WHAT YOU SHOULD DO
Check each line of the records below and collect those holding "godt".

RECORD EXTRACTS
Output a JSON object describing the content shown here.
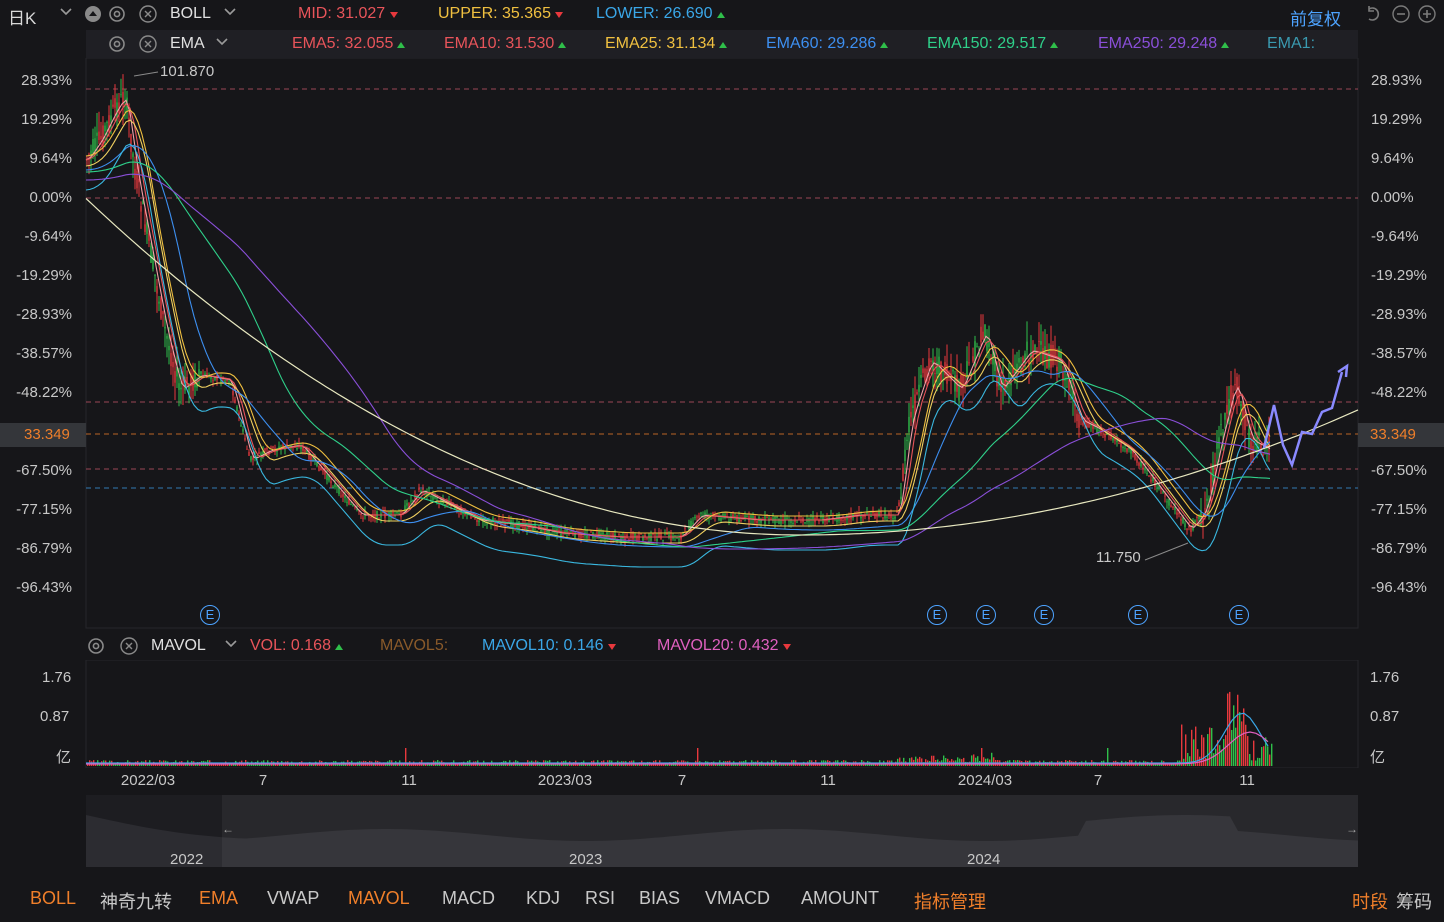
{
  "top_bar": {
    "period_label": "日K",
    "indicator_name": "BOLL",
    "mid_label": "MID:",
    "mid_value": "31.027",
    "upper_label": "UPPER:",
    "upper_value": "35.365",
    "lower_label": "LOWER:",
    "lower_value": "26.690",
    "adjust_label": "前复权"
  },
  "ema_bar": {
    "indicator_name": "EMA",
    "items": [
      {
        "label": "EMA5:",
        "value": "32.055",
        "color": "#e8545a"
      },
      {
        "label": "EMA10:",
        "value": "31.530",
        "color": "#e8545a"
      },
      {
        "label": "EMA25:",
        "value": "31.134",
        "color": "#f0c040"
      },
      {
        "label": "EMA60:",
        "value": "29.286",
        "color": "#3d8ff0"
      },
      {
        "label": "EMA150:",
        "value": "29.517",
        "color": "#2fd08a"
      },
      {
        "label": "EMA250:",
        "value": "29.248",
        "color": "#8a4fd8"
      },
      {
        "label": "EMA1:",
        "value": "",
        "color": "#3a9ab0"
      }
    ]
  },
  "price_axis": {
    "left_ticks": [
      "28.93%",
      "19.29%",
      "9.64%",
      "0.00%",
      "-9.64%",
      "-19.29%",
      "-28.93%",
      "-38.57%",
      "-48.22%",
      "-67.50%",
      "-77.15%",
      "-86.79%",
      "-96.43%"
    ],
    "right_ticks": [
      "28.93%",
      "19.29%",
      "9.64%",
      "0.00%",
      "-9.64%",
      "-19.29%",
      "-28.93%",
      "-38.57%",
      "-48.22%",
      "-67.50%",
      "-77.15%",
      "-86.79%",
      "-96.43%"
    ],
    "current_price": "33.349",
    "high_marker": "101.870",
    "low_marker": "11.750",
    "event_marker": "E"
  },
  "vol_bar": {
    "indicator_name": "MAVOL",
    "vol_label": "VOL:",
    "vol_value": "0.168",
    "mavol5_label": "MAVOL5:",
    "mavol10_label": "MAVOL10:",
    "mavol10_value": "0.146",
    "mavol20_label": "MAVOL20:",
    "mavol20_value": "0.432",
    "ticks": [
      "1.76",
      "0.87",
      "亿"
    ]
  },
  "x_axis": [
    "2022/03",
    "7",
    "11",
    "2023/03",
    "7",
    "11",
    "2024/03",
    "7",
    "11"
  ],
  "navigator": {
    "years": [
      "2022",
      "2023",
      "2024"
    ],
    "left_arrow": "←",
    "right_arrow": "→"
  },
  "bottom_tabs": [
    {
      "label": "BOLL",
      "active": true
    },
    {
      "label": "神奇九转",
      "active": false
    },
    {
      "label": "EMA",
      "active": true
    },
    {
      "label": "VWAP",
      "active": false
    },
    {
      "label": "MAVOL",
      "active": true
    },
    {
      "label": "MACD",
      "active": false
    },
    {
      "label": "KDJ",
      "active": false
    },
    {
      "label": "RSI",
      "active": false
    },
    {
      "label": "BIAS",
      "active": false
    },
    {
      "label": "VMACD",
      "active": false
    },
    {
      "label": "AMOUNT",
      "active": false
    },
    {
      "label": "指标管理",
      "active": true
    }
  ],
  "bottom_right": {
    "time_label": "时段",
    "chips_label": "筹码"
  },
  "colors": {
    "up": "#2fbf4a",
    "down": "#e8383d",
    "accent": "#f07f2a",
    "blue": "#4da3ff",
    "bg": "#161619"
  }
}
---
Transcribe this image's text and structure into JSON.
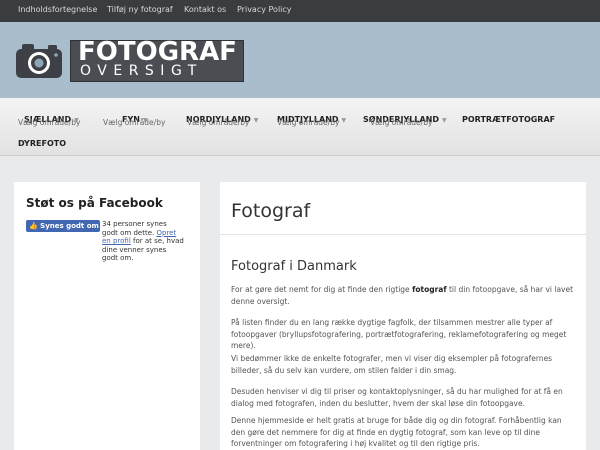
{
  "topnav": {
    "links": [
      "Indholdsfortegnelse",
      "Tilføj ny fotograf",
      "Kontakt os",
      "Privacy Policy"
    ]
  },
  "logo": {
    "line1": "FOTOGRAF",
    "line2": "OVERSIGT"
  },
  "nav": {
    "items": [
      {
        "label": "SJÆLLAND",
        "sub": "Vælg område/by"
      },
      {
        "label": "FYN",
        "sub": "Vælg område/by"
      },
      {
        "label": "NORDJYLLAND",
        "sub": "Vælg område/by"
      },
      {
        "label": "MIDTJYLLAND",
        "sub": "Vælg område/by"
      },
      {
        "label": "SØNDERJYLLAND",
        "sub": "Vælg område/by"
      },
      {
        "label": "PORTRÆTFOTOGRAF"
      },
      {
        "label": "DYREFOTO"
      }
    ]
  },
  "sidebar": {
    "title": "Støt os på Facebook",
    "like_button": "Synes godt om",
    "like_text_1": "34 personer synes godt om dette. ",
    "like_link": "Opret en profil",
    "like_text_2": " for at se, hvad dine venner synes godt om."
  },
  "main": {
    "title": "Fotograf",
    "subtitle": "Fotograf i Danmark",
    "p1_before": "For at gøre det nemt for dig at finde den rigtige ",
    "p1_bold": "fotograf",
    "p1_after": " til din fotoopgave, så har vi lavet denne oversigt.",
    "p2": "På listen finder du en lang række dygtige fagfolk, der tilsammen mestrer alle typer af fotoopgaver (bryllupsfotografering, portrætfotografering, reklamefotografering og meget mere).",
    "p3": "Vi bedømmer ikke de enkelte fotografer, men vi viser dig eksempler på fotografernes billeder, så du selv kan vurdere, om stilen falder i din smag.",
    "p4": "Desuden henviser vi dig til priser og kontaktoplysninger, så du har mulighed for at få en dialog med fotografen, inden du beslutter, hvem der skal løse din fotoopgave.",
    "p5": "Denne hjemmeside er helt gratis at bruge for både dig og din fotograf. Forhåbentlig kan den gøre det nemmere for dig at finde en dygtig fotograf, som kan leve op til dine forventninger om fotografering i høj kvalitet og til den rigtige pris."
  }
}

TASK RESPONSE
    "like_button": "Synes godt om",
    "like_text_1": "34 personer synes godt om dette. ",
    "like_text_2": " for at se, hvad dine venner synes godt om."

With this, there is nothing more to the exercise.